TASK DESCRIPTION: Please print all of the entries, matching them exactly.

INFORMATION SUPPLIED:

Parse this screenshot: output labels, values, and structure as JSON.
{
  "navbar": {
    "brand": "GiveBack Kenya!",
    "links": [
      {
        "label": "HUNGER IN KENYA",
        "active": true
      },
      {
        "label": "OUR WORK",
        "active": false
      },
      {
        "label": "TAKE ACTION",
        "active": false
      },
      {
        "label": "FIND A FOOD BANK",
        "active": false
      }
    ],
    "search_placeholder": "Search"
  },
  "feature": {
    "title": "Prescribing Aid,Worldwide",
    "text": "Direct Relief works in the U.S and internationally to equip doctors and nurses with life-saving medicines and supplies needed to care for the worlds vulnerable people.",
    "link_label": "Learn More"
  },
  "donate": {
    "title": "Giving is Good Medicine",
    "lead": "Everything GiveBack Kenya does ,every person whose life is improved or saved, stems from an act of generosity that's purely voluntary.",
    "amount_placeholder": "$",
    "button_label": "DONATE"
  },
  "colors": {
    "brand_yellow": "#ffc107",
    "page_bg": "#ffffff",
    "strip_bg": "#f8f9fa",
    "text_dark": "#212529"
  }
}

TASK ANSWER:
Parse this screenshot: output labels, values, and structure as JSON.
{
  "navbar": {
    "brand": "GiveBack Kenya!",
    "links": [
      {
        "label": "HUNGER IN KENYA",
        "active": true
      },
      {
        "label": "OUR WORK",
        "active": false
      },
      {
        "label": "TAKE ACTION",
        "active": false
      },
      {
        "label": "FIND A FOOD BANK",
        "active": false
      }
    ],
    "search_placeholder": "Search"
  },
  "feature": {
    "title": "Prescribing Aid,Worldwide",
    "text": "Direct Relief works in the U.S and internationally to equip doctors and nurses with life-saving medicines and supplies needed to care for the worlds vulnerable people.",
    "link_label": "Learn More"
  },
  "donate": {
    "title": "Giving is Good Medicine",
    "lead": "Everything GiveBack Kenya does ,every person whose life is improved or saved, stems from an act of generosity that's purely voluntary.",
    "amount_placeholder": "$",
    "button_label": "DONATE"
  },
  "colors": {
    "brand_yellow": "#ffc107",
    "page_bg": "#ffffff",
    "strip_bg": "#f8f9fa",
    "text_dark": "#212529"
  }
}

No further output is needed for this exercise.